Changes to the intergenerational business transfer rules introduced in Bill C-208 may come as early as November 1, 2021.
In this video, Keith MacIntyre discusses what business owners need to consider now, including:
0:34 What is Bill C-208?
1:23 Does Bill C-208 apply to my family business?
1:53 What changes are expected in November?
2:42 Should I do anything before November 1?
Changes may be coming as early as November 1st to the new intergenerational transfer rules introduced in private members Bill C-208. During this video, we're going to introduce you to three considerations that you may want to take a look at now.
- Does this apply to my family business?
- What are the expected changes?
- And given these expected changes, should we do anything before November 1st?
Before we get to these three considerations, let's re-review what Bill C-208 is.
Bill C-208 is a private member's bill designed to facilitate the intergenerational transfer of a business. It includes changes to section 84.1 of the Income Tax Act that will allow a business owner to sell their shares in a qualified small business, family farm or fishing corporation to a corporation owned by the taxpayers child or grandchild without the adverse tax consequences that previously applied; providing access to both the capital gain rates and the capital gains exemption on intergenerational transfers, leveling the playing field with third party sales.
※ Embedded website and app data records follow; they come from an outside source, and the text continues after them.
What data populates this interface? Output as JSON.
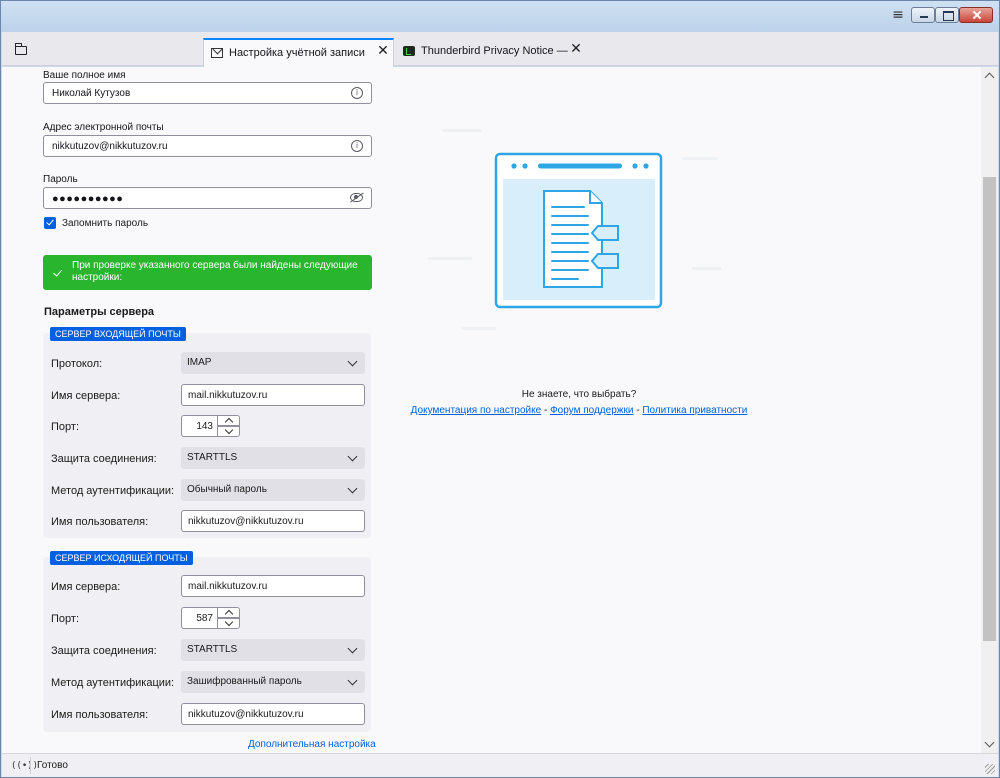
{
  "window": {
    "menu_glyph": "≡",
    "minimize_icon": "minimize-icon",
    "maximize_icon": "maximize-icon",
    "close_icon": "close-icon"
  },
  "tabs": [
    {
      "title": "Настройка учётной записи",
      "icon": "mail-icon",
      "close": "✕",
      "active": true
    },
    {
      "title": "Thunderbird Privacy Notice — Mozilla",
      "icon": "thunderbird-icon",
      "close": "✕",
      "active": false
    }
  ],
  "account": {
    "name_label": "Ваше полное имя",
    "name_value": "Николай Кутузов",
    "email_label": "Адрес электронной почты",
    "email_value": "nikkutuzov@nikkutuzov.ru",
    "password_label": "Пароль",
    "password_value": "●●●●●●●●●●",
    "remember_label": "Запомнить пароль",
    "remember_checked": true,
    "info_glyph": "i"
  },
  "notice": {
    "text": "При проверке указанного сервера были найдены следующие настройки:",
    "color": "#29b52e"
  },
  "server": {
    "section_title": "Параметры сервера",
    "incoming": {
      "badge": "Сервер входящей почты",
      "protocol_label": "Протокол:",
      "protocol_value": "IMAP",
      "hostname_label": "Имя сервера:",
      "hostname_value": "mail.nikkutuzov.ru",
      "port_label": "Порт:",
      "port_value": "143",
      "security_label": "Защита соединения:",
      "security_value": "STARTTLS",
      "auth_label": "Метод аутентификации:",
      "auth_value": "Обычный пароль",
      "username_label": "Имя пользователя:",
      "username_value": "nikkutuzov@nikkutuzov.ru"
    },
    "outgoing": {
      "badge": "Сервер исходящей почты",
      "hostname_label": "Имя сервера:",
      "hostname_value": "mail.nikkutuzov.ru",
      "port_label": "Порт:",
      "port_value": "587",
      "security_label": "Защита соединения:",
      "security_value": "STARTTLS",
      "auth_label": "Метод аутентификации:",
      "auth_value": "Зашифрованный пароль",
      "username_label": "Имя пользователя:",
      "username_value": "nikkutuzov@nikkutuzov.ru"
    },
    "advanced_link": "Дополнительная настройка"
  },
  "help": {
    "question": "Не знаете, что выбрать?",
    "docs_link": "Документация по настройке",
    "forum_link": "Форум поддержки",
    "privacy_link": "Политика приватности",
    "separator": " - "
  },
  "status": {
    "text": "Готово",
    "icon_glyph": "((•))"
  },
  "colors": {
    "accent": "#0060df",
    "tab_highlight": "#0a84ff",
    "illustration": "#2ea6e6"
  }
}
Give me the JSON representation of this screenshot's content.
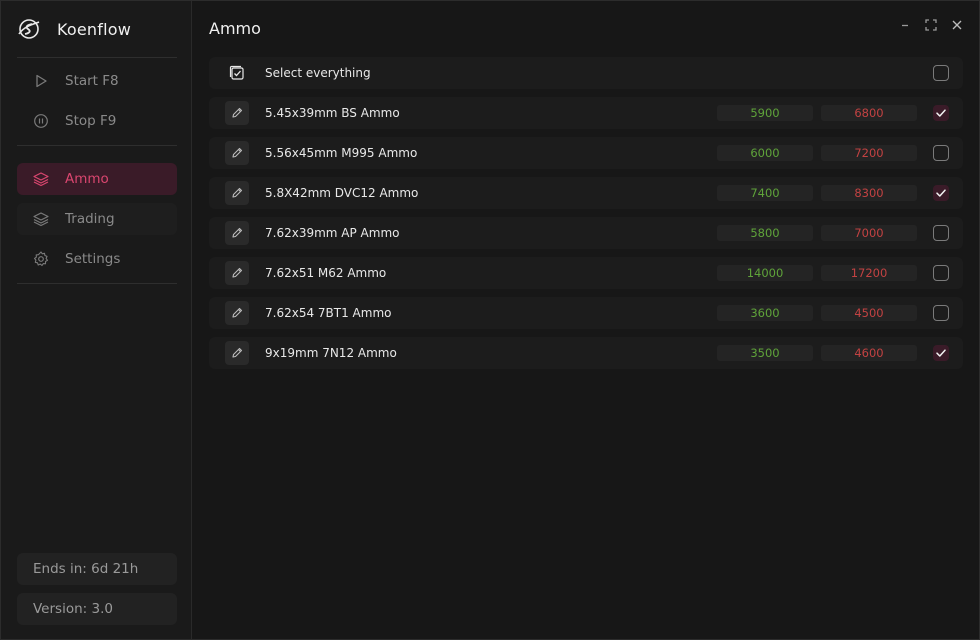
{
  "app": {
    "name": "Koenflow",
    "logo_icon": "koenflow-logo-icon"
  },
  "sidebar": {
    "top_items": [
      {
        "label": "Start F8",
        "icon": "play-icon"
      },
      {
        "label": "Stop F9",
        "icon": "pause-icon"
      }
    ],
    "nav_items": [
      {
        "label": "Ammo",
        "icon": "layers-icon",
        "active": true
      },
      {
        "label": "Trading",
        "icon": "layers-icon",
        "active": false
      },
      {
        "label": "Settings",
        "icon": "gear-icon",
        "active": false
      }
    ],
    "footer": {
      "ends_in": "Ends in: 6d 21h",
      "version": "Version: 3.0"
    }
  },
  "main": {
    "title": "Ammo",
    "select_all": {
      "label": "Select everything",
      "checked": false
    },
    "rows": [
      {
        "name": "5.45x39mm BS Ammo",
        "buy": "5900",
        "sell": "6800",
        "checked": true
      },
      {
        "name": "5.56x45mm M995 Ammo",
        "buy": "6000",
        "sell": "7200",
        "checked": false
      },
      {
        "name": "5.8X42mm DVC12 Ammo",
        "buy": "7400",
        "sell": "8300",
        "checked": true
      },
      {
        "name": "7.62x39mm AP Ammo",
        "buy": "5800",
        "sell": "7000",
        "checked": false
      },
      {
        "name": "7.62x51 M62 Ammo",
        "buy": "14000",
        "sell": "17200",
        "checked": false
      },
      {
        "name": "7.62x54 7BT1 Ammo",
        "buy": "3600",
        "sell": "4500",
        "checked": false
      },
      {
        "name": "9x19mm 7N12 Ammo",
        "buy": "3500",
        "sell": "4600",
        "checked": true
      }
    ]
  },
  "colors": {
    "accent": "#d9466f",
    "accent_bg": "#3a1b28",
    "buy_green": "#5fa33a",
    "sell_red": "#c24242"
  }
}
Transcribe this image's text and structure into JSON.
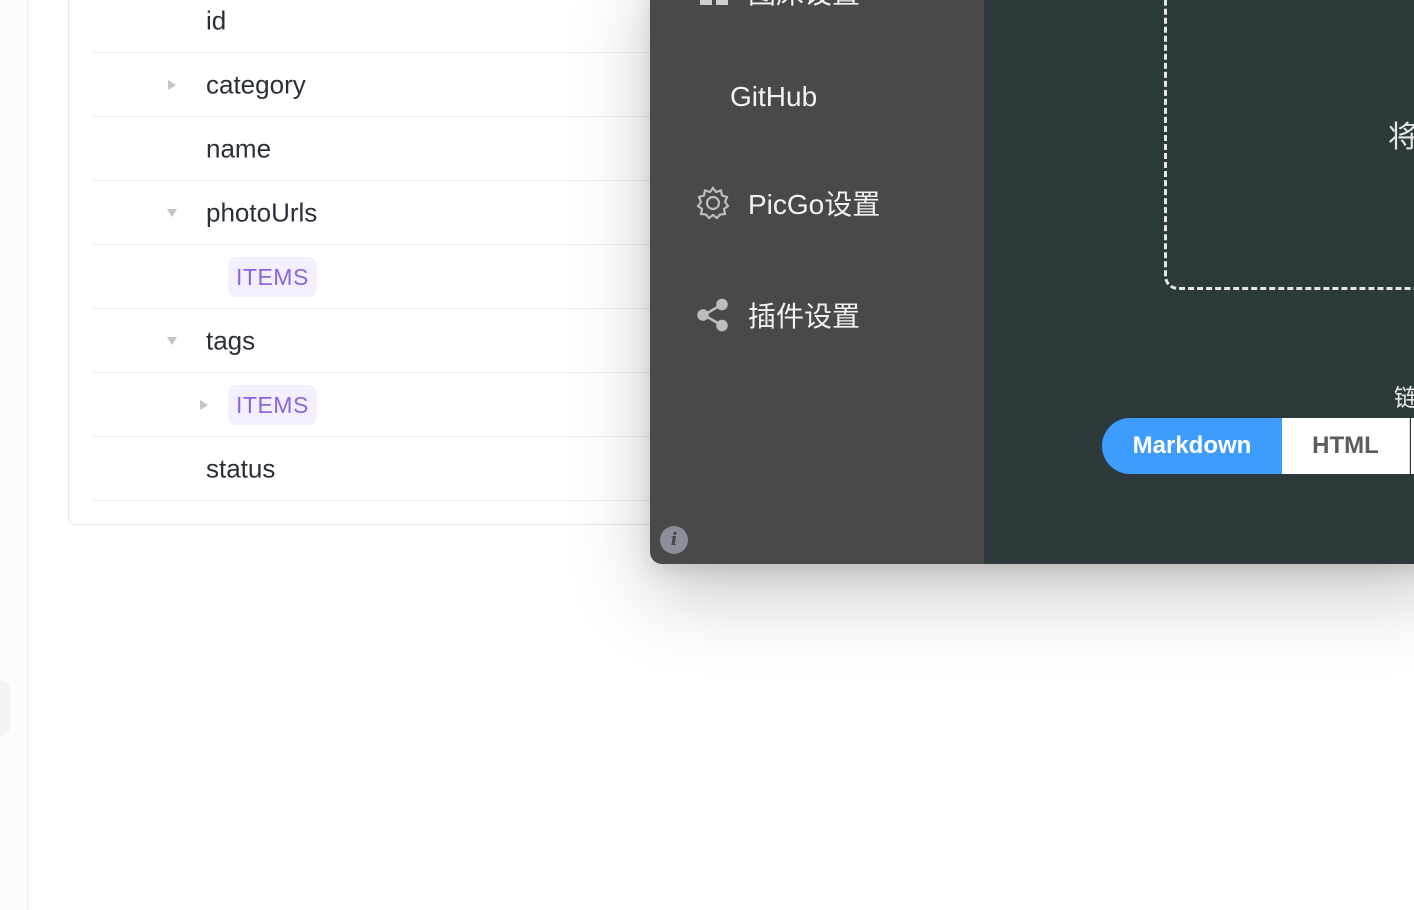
{
  "schema": {
    "rows": [
      {
        "name": "id",
        "caret": "none",
        "indent": 0
      },
      {
        "name": "category",
        "caret": "right",
        "indent": 0
      },
      {
        "name": "name",
        "caret": "none",
        "indent": 0
      },
      {
        "name": "photoUrls",
        "caret": "down",
        "indent": 0
      },
      {
        "badge": "ITEMS",
        "caret": "none",
        "indent": 1
      },
      {
        "name": "tags",
        "caret": "down",
        "indent": 0
      },
      {
        "badge": "ITEMS",
        "caret": "right",
        "indent": 1
      },
      {
        "name": "status",
        "caret": "none",
        "indent": 0
      }
    ]
  },
  "picgo": {
    "menu": {
      "cut_top_label": "图床设置",
      "github_label": "GitHub",
      "picgo_settings_label": "PicGo设置",
      "plugin_settings_label": "插件设置"
    },
    "upload": {
      "dropzone_text": "将",
      "format_label": "链"
    },
    "link_formats": {
      "markdown": "Markdown",
      "html": "HTML",
      "active": "Markdown"
    },
    "info_glyph": "i",
    "colors": {
      "sidebar_bg": "#494949",
      "main_bg": "#2d3a3b",
      "accent": "#3f9cff",
      "badge_bg": "#f3efff",
      "badge_text": "#8b66d9"
    }
  }
}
Now that we've defined Bill C-208, let's take a look at the three things you should consider now. First, does this apply to me? Does my business qualify?
Corporations must be considered a qualified small business corporation and have capital below 15 million dollars. So it is not available to passive businesses such as investment companies and most rental properties.
It will have to meet different asset tests, both at the time of the transaction and the prior two years. You will need a third party valuation to support these values.
Secondly, what are the changes that are expected in November?
Finance has made the following comments:
- Requirements to transfer legal or factual control to the child or grandchild.
- Parent's ongoing ownership percentage would be limited.
- The parent will have to transition out of the business and the child transition into the business.
In essence, they want to mirror a third party sale. But family business transfers are different.
Quebec, which already has enacted similar legislation, has added criteria, most notably disallowing trusts and preventing access where parents or grandparents have previously frozen off to the next generation, but have not been active in the last 24 months.
Finally, with these points in mind, should I do anything before November the 1st?
And in many circumstances, the answer is yes. If a previous freeze occurred and it occurred later than 24 months ago, you should consider a sale for notes.
If a trust owns the parent shares, you should consider the same or withdrawing those shares from the trust.
If the transfer is a staged ownership or staged transfer, which is often the case in family businesses, you may consider an earlier transfer of that staged ownership.
And while the new rules will look to prevent compensation planning with the capital gains exemption, this opportunity does exist before these new rules come into place, and you may want to consult with your tax advisor on how to withdraw money from your company.
We at Grant Thornton recognize the importance of intergenerational transfers both to the families we serve and the communities in which we operate. We want to do everything we can in order to help keep that business in the family. We recognize that Bill C-208 is both complex, and has many nuances. Our skilled advisors are here to help you navigate those rules. We believe you deserve the right to keep the business in the family. We want to be able to help you navigate these rules now, before the November 1st changes.
Have questions? Let us help.
Bill C-208 offers significant benefits for family businesses. Our advisors can help you with a range of considerations—from determining optimal shareholding structures to determining if your business qualifies.
Plan now for Bill C-208 with us.
Visit our Bill C-208 hub for more information